One thing that was harder than that glass was the jet shielding on the bottom of a mecha’s foot. As the other player straightened up and reached for me with their other hand I did a little hop and a fast spin and brought the heel of my foot down hard upon the port, shattering it.

I had to jump as it collapsed, losing power as the red flag went up over it. 

One down two to go.

“Remember the deal. Stick with the plan,” shouted BattlePig32. 

That was the last thing she said during the match. The other mecha hit them straight in the cockpit, bending the beam with the blow and sending the Ranger backwards onto the ground, red-flagged.

“The plan’s dead,” said a guy’s voice. I guess it was GLRCSux8819, which means I just took out AuroraBorer. “I’d rather earn my points the honourable way. One on one. Mecha versus mecha.”

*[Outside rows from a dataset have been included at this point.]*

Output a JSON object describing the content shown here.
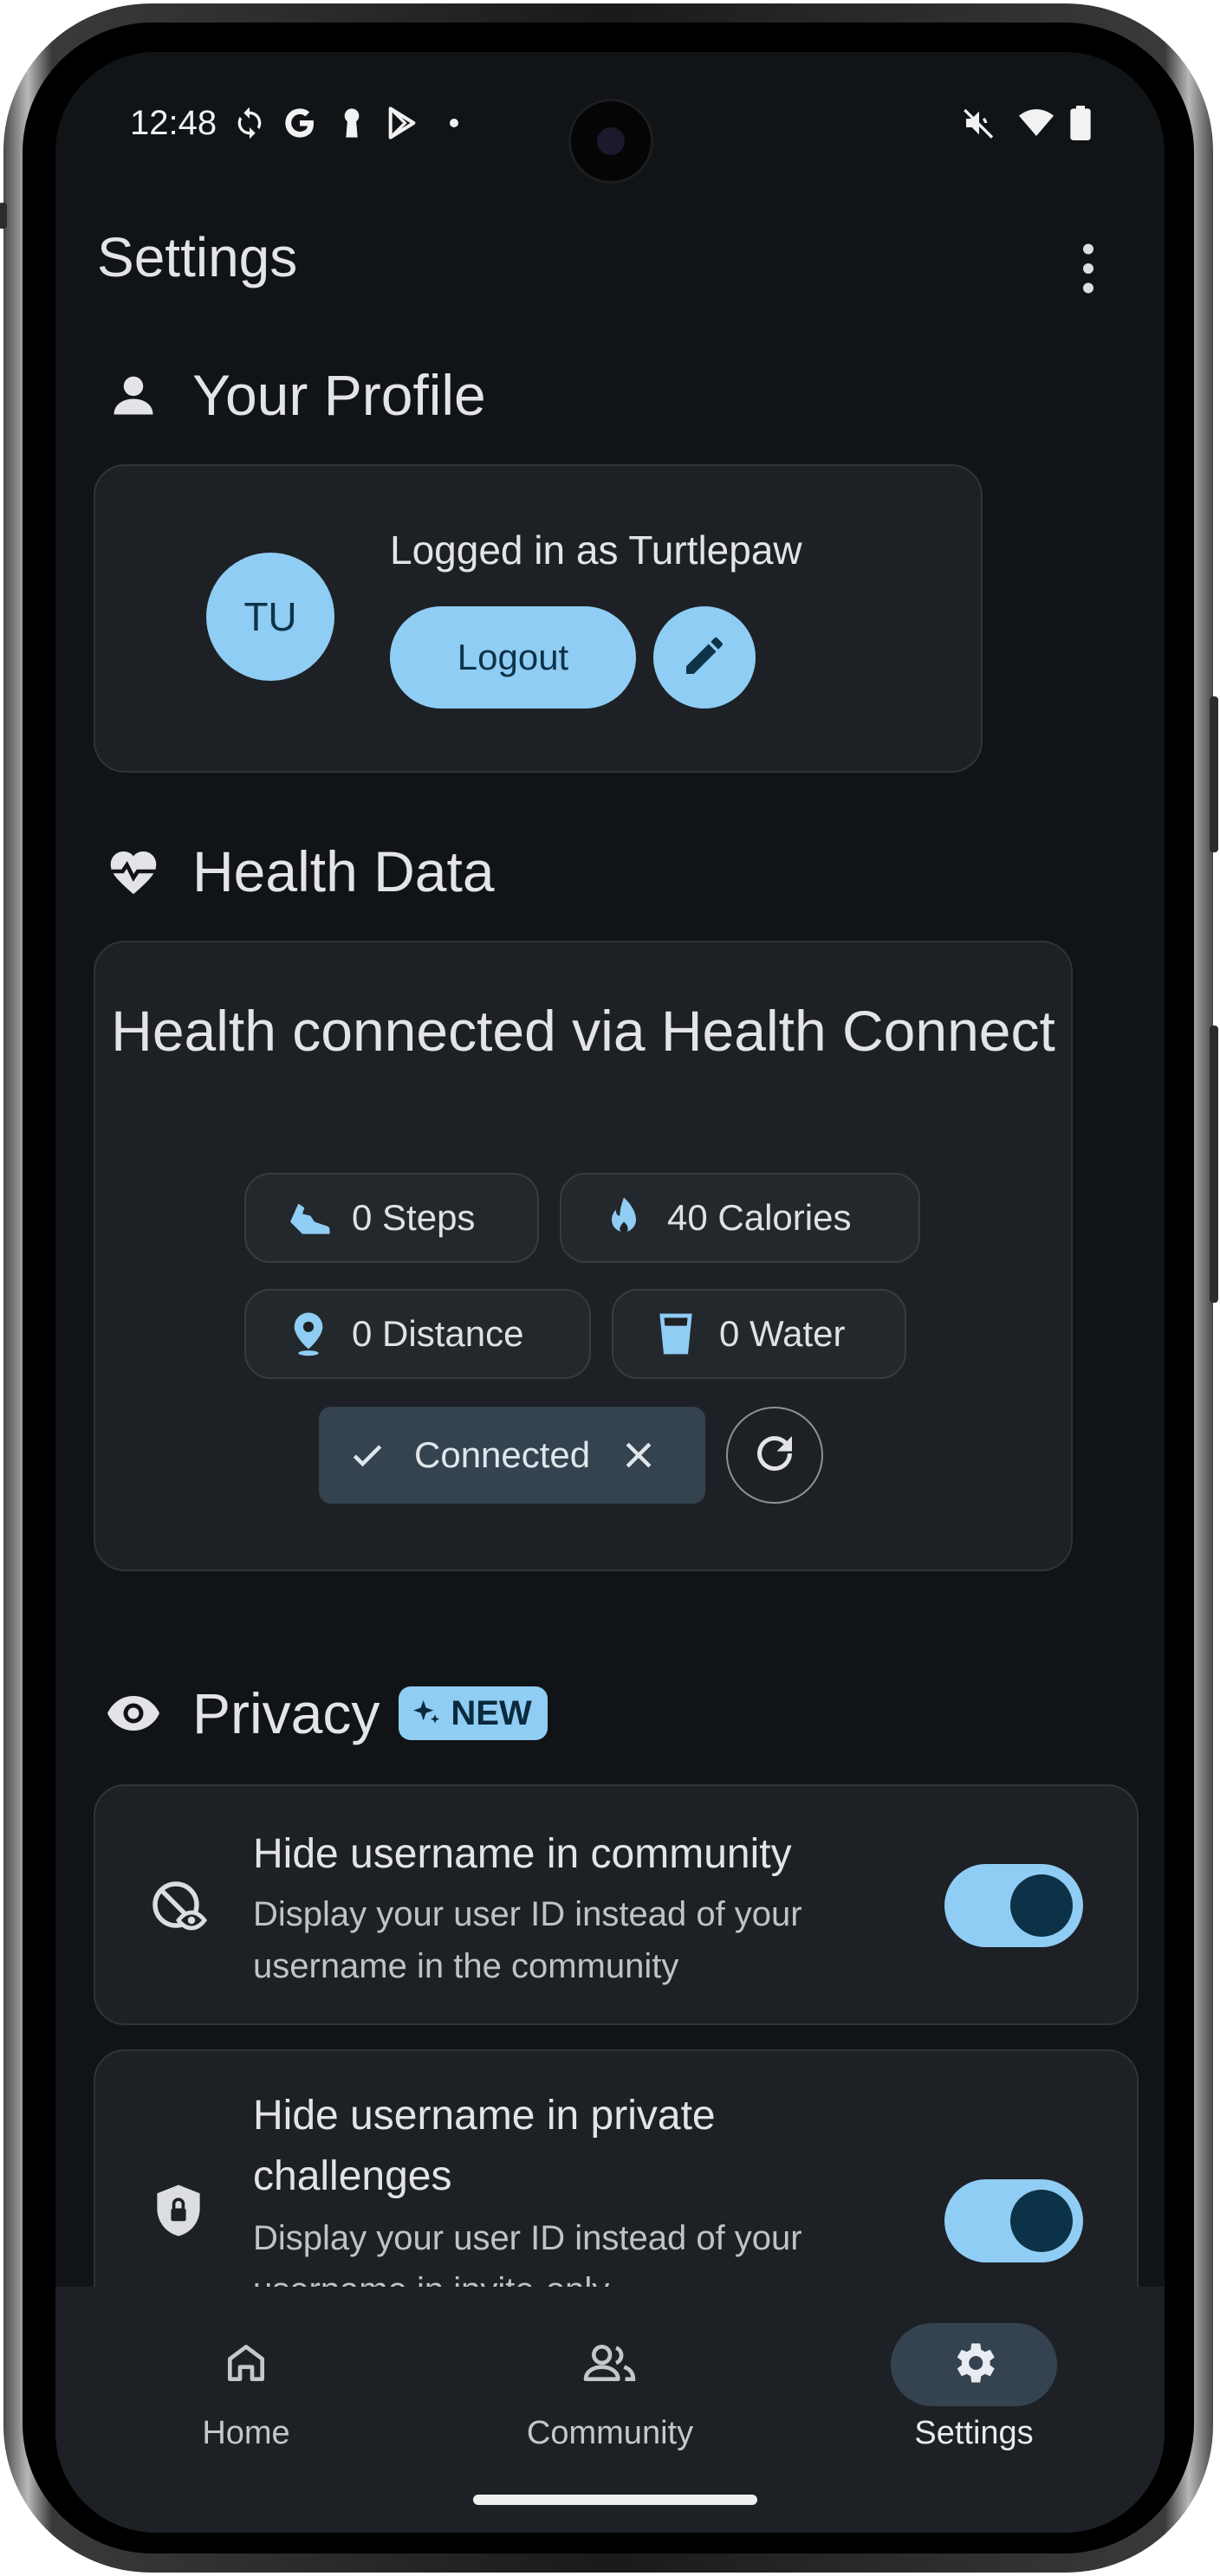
{
  "status_bar": {
    "time": "12:48",
    "left_icons": [
      "sync-icon",
      "google-icon",
      "keyhole-icon",
      "play-store-icon",
      "notification-dot-icon"
    ],
    "right_icons": [
      "mute-icon",
      "wifi-icon",
      "battery-icon"
    ]
  },
  "app_bar": {
    "title": "Settings",
    "menu_icon": "more-vert-icon"
  },
  "profile": {
    "section_title": "Your Profile",
    "avatar_initials": "TU",
    "logged_in_text": "Logged in as Turtlepaw",
    "logout_label": "Logout"
  },
  "health": {
    "section_title": "Health Data",
    "title": "Health connected via Health Connect",
    "chips": {
      "steps": "0 Steps",
      "calories": "40 Calories",
      "distance": "0 Distance",
      "water": "0 Water"
    },
    "status_label": "Connected"
  },
  "privacy": {
    "section_title": "Privacy",
    "badge": "NEW",
    "settings": [
      {
        "title": "Hide username in community",
        "description": "Display your user ID instead of your username in the community",
        "enabled": true
      },
      {
        "title": "Hide username in private challenges",
        "description": "Display your user ID instead of your username in invite-only",
        "enabled": true
      }
    ]
  },
  "nav": {
    "items": [
      {
        "label": "Home",
        "icon": "home-icon",
        "selected": false
      },
      {
        "label": "Community",
        "icon": "community-icon",
        "selected": false
      },
      {
        "label": "Settings",
        "icon": "settings-icon",
        "selected": true
      }
    ]
  },
  "colors": {
    "background": "#111417",
    "card": "#1d2125",
    "accent": "#90cdf4",
    "accent_dark": "#0b3246",
    "selected_pill": "#34434f"
  }
}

He pulled the beam from the the fallen mecha’s hand and advanced on me, swinging both of his weapons back and forth in front of him. 

I cartwheeled away. How could I have forgotten how much fun a LitheMech is? And how fast they are. As long as I kept moving and stayed out of corners the other mecha could never get close enough to touch me. But we had one knockout each. With no building possible, once the clock ran out we would go into overtime and then just keep going until one of us was left standing.

He realised the same thing and stopped chasing me. He stomped to the middle of the pad.

“You’re going to have face me. Might as well as get it over with.”

“You could quit out and save yourself some time,” I said.

“I don’t quit.”

“Me neither.”

I had worked my way back to the beam I had dropped. I picked it up and held it near the end with both hands. Then I sprinted towards the waiting mecha, the end of the beam pointed straight at it. 

He raised his beams, ready to strike me or block any jab I might attempt.

But I wasn’t going to jab him, despite how it looked. Moving at full speed I threw the beam into the air. By reflex he raised his beams to block while I went down into a slide, passing right between his legs, right under him and behind him.

I dug my feet in, stood and back flipped, twisting in the air and landing on the edge where the mecha’s torso joined its hips. From there I leapt again. Turning over in the air I landed just behind the top of his head. Despite its strength, the falling weight of the LitheMech forced its head down towards its chest, opening a gap between the cockpit and the neck. 

I caught the falling beam I had tossed and jammed it into the gap. 

GLRCSux8819 thrashed his beams around his head and I had to jump to safety. Turning to face me, he couldn’t lift his cockpit up. That beam was locked in tight.

“What have you done?” he shouted.

“Stabbed you in the back, I’m afraid,” I said.

I shuffled back and forth in front of him. In and out. Tempting him to attack. He raised both arms and brought them both down, trying to hit me or catch me between them. Except he didn’t. I jumped and landed on his left arm. I jumped again, getting some extra height as he tried to shake me off, sailed over his head, and landed with both feet, knees locked, on the very end of my beam.

Hear the rest. Listen to Episode 11 (or start at the beginning).